While I won’t be investing until I figure out where we’ll be moving next and what I actually want to do career wise, I’ve begun creating a spreadsheet that analyzes the returns on property investments. You can download it here (password is “executive”), I welcome any comments I can add into the next version.

How much is Facebook worth?

May 20, 2007

It’s common knowledge now that Yahoo has made several attempts to buy Facebook over the past year, valuing the company at US$750m initially but reaching US$1.6bn before negotiations apparently broke off. Techcrunch has screenshots of a leaked Yahoo presentation and their US$1.6bn valuation. Below is Yahoo’s ad revenue assumptions and a sensitivity table of valuations at various discount rates and EBITDA margins.

Project Fraternity - model

Project Fraternity - valuation

This presentation by Yahoo was apparently prepared in the second half of last year so is quite dated, but an equity research report by Needham in April 2007 suggests that Facebook’s value has increased substantially since then. The report says that Facebook’s 2007 YTD performance has exceeded Yahoo’s forecasts in terms of both registered users and monthly page views/user.

The Needham report doesn’t give a revised valuation so I’ve attempted to back-out Yahoo’s valuation model using the screen-shots as guidance and update them with the figures in Needham’s report. I’ve had to make a few assumptions of my own (tax, capex and in the revenue assumptions) but I was able to get my DCF within 5% of all of Yahoo’s valuations. The end result is an updated valuation of $3.4bn, but I think this could be even higher! I want to heavily caveat this analysis as I’ve had to make a number of assumptions and I’ve done it rather quickly, but I think no matter what, Yahoo screwed up by not buying it already.

Facebook valuation

High level assumptions:
– 24m registered users by the end of 2007 (vs. 22m expected by Yahoo)
– 2,255 pageviews/active subscriber (vs. 2,329 Facebook had by Q1/07)
– In the years following 2007, I’ve assumed the same trend as Yahoo

Starcraft 2

May 20, 2007

Yesterday Blizzard annouced that they are working on a second Starcraft! I absoultely loved this game, I played the hell out of it and its definitly in my top 5 games of all time. I’m quite happy to hear that Bizzard isn’t making too many radical changes, I was really worried we wouldn’t even be getting a RTS game, but rather some FPS set in the Starcraft universe.

Here is the official trailer and some in-game footage, now if you’ll excuse me I’m going to install Starcraft and play it again! 

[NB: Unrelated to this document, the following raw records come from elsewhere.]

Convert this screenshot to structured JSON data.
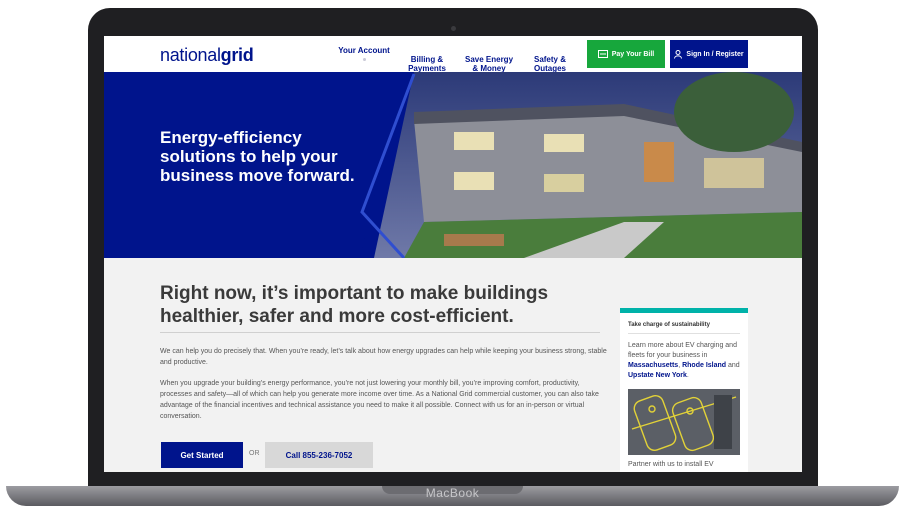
{
  "device": {
    "brand": "MacBook"
  },
  "nav": {
    "logo_light": "national",
    "logo_bold": "grid",
    "items": [
      {
        "label": "Your Account"
      },
      {
        "label": "Billing &\nPayments"
      },
      {
        "label": "Save Energy\n& Money"
      },
      {
        "label": "Safety &\nOutages"
      }
    ],
    "pay_label": "Pay Your Bill",
    "sign_label": "Sign In / Register"
  },
  "hero": {
    "title": "Energy-efficiency solutions to help your business move forward."
  },
  "main": {
    "headline": "Right now, it’s important to make buildings healthier, safer and more cost-efficient.",
    "p1": "We can help you do precisely that. When you’re ready, let’s talk about how energy upgrades can help while keeping your business strong, stable and productive.",
    "p2": "When you upgrade your building’s energy performance, you’re not just lowering your monthly bill, you’re improving comfort, productivity, processes and safety—all of which can help you generate more income over time.  As a National Grid commercial customer, you can also take advantage of the financial incentives and technical assistance you need to make it all possible.  Connect with us for an in-person or virtual conversation.",
    "start_label": "Get Started",
    "or_label": "OR",
    "call_label": "Call 855-236-7052"
  },
  "sidebar": {
    "title": "Take charge of sustainability",
    "text_pre": "Learn more about EV charging and fleets for your business in ",
    "link1": "Massachusetts",
    "sep": ", ",
    "link2": "Rhode Island",
    "and": " and ",
    "link3": "Upstate New York",
    "text_post": ".",
    "footer": "Partner with us to install EV"
  },
  "colors": {
    "brand_blue": "#00148c",
    "green": "#17a73c",
    "teal": "#00b2a9"
  }
}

May 19, 2007

In my old life as an investment banker when we were putting together a presentation for a client (or “the pitch book” or “the book”) the most important things were that there be no mistakes, formatting was immaculate and that it was big. The bigger the better and the smarter we appeared to the client, or that was the thinking.

While my work experience will definitely help me in putting together a pitch, I’ve begun looking for tips to fine tune my approach when pitching to VCs and other investors. Here are a few articles I’ve found:

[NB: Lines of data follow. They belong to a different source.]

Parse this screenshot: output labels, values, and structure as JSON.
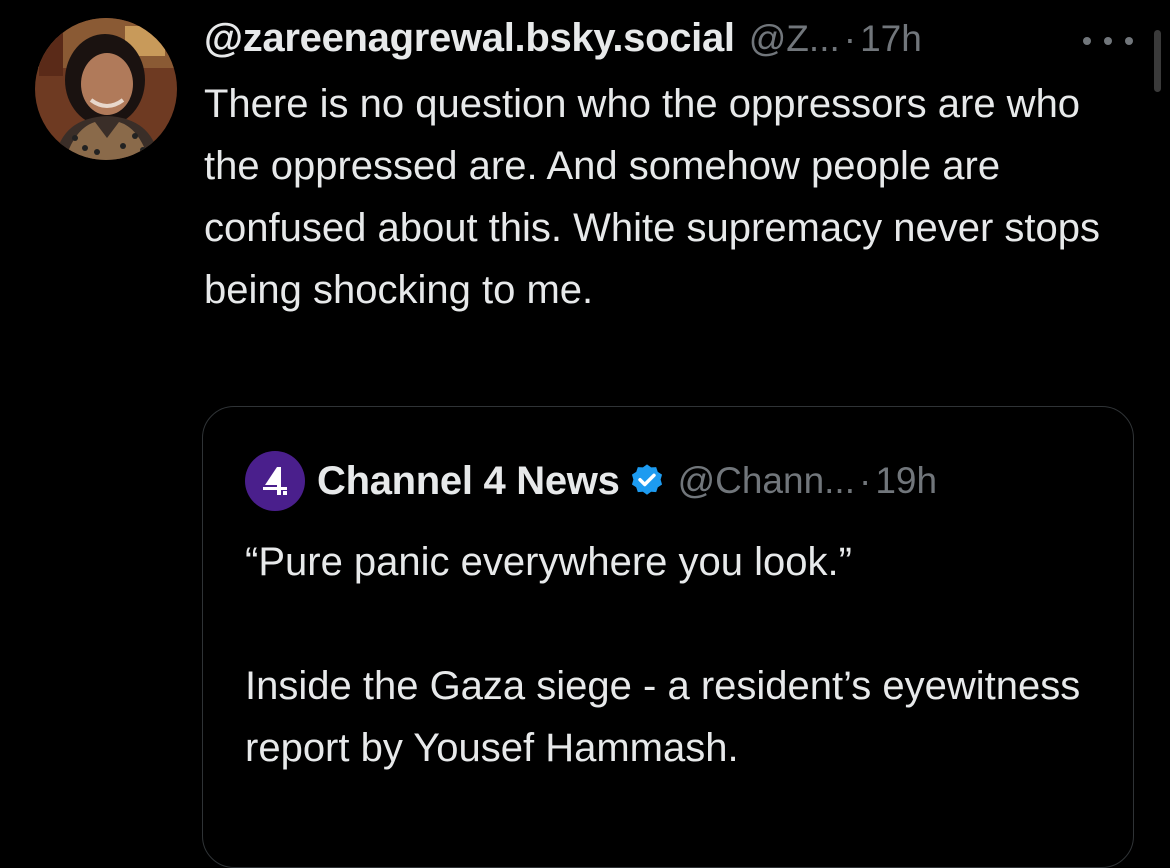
{
  "tweet": {
    "display_name": "@zareenagrewal.bsky.social",
    "handle": "@Z...",
    "separator": "·",
    "time": "17h",
    "avatar": "profile-photo",
    "text": "There is no question who the oppressors are who the oppressed are. And somehow people are confused about this. White supremacy never stops being shocking to me."
  },
  "quote": {
    "name": "Channel 4 News",
    "verified": true,
    "handle": "@Chann...",
    "separator": "·",
    "time": "19h",
    "logo": "channel-4-logo",
    "paragraphs": [
      "“Pure panic everywhere you look.”",
      "Inside the Gaza siege - a resident’s eyewitness report by Yousef Hammash."
    ]
  },
  "colors": {
    "background": "#000000",
    "text": "#e7e9ea",
    "muted": "#71767b",
    "border": "#2f3336",
    "verified": "#1d9bf0",
    "channel4": "#4a1f8c"
  },
  "icons": {
    "more": "more-horizontal-icon",
    "verified": "verified-badge-icon"
  }
}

1. “Art of the business pitch” by Mary Crane
Main take aways:
– A good pitch is a short pitch but don’t skimp on industry analysis
– Think of pitches in different stages, ie. the 30 second, 5 minute and hour long pitch
– Remember the details: Make sure your contact information is easy to find and don’t name the file something generic
– Video example of 30 second pitch

2. “The Top 5 Points A Venture Capitalist Wants To Hear” and “Top 5 Tips to Sell Yourself to Investors
Main take aways:
– Both articles seem to based on the same info session given my Angel fund Infusion Angels
– The pitch should cover the following: Exit strategy, entry barriers, revenue model, capital allocation and competition
– “The general rule presented was that angel investors don’t require revenue to be present, but venture capitalists usually do”

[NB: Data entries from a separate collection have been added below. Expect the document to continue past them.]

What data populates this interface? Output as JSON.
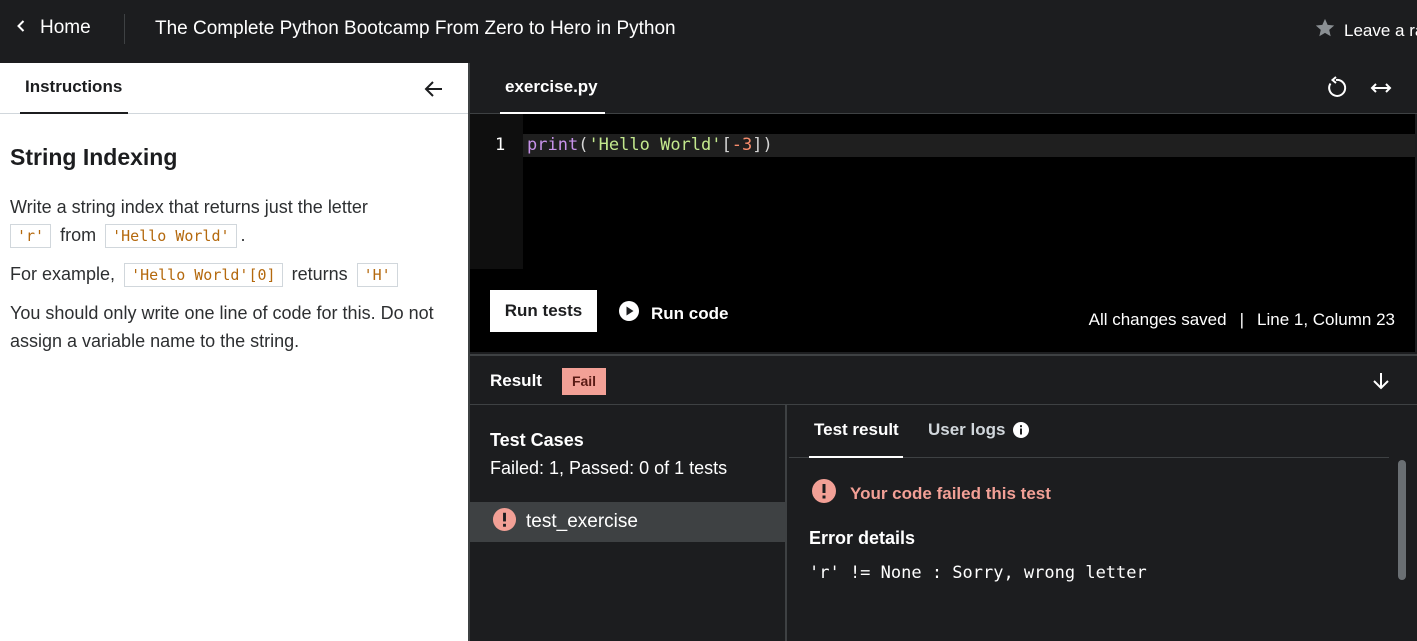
{
  "header": {
    "home_label": "Home",
    "course_title": "The Complete Python Bootcamp From Zero to Hero in Python",
    "rating_label": "Leave a rating"
  },
  "instructions_panel": {
    "tab_label": "Instructions",
    "title": "String Indexing",
    "p1_text_a": "Write a string index that returns just the letter",
    "p1_code_a": "'r'",
    "p1_text_b": "from",
    "p1_code_b": "'Hello World'",
    "p1_text_c": ".",
    "p2_text_a": "For example,",
    "p2_code_a": "'Hello World'[0]",
    "p2_text_b": "returns",
    "p2_code_b": "'H'",
    "p3_text": "You should only write one line of code for this. Do not assign a variable name to the string."
  },
  "editor": {
    "file_tab": "exercise.py",
    "line_number": "1",
    "code_tokens": {
      "fn": "print",
      "open": "(",
      "str": "'Hello World'",
      "lbracket": "[",
      "num": "-3",
      "rbracket": "])"
    },
    "run_tests_label": "Run tests",
    "run_code_label": "Run code",
    "saved_status": "All changes saved",
    "separator": "|",
    "cursor_position": "Line 1, Column 23"
  },
  "result": {
    "label": "Result",
    "badge": "Fail",
    "test_cases_title": "Test Cases",
    "test_cases_summary": "Failed: 1, Passed: 0 of 1 tests",
    "cases": [
      {
        "name": "test_exercise"
      }
    ],
    "tab_test_result": "Test result",
    "tab_user_logs": "User logs",
    "fail_message": "Your code failed this test",
    "error_details_title": "Error details",
    "error_details_text": "'r' != None : Sorry, wrong letter"
  },
  "colors": {
    "header_bg": "#1c1d1f",
    "code_bg": "#000000",
    "fail_badge": "#f2a096",
    "inline_code": "#b4690e"
  }
}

3. “Art of the business pitch” by Josh Kopelman
Main take aways:
– Alot of pitches aren’t aligned to how a VC would analyze a company
– Three types of startups: 1) New market or space 2) Existing market with players succeeding 3) Existing market with players failing
– All pitches are different and understanding which type you are will help you articulate your business

4. Glengary Glen Ross sales pep talk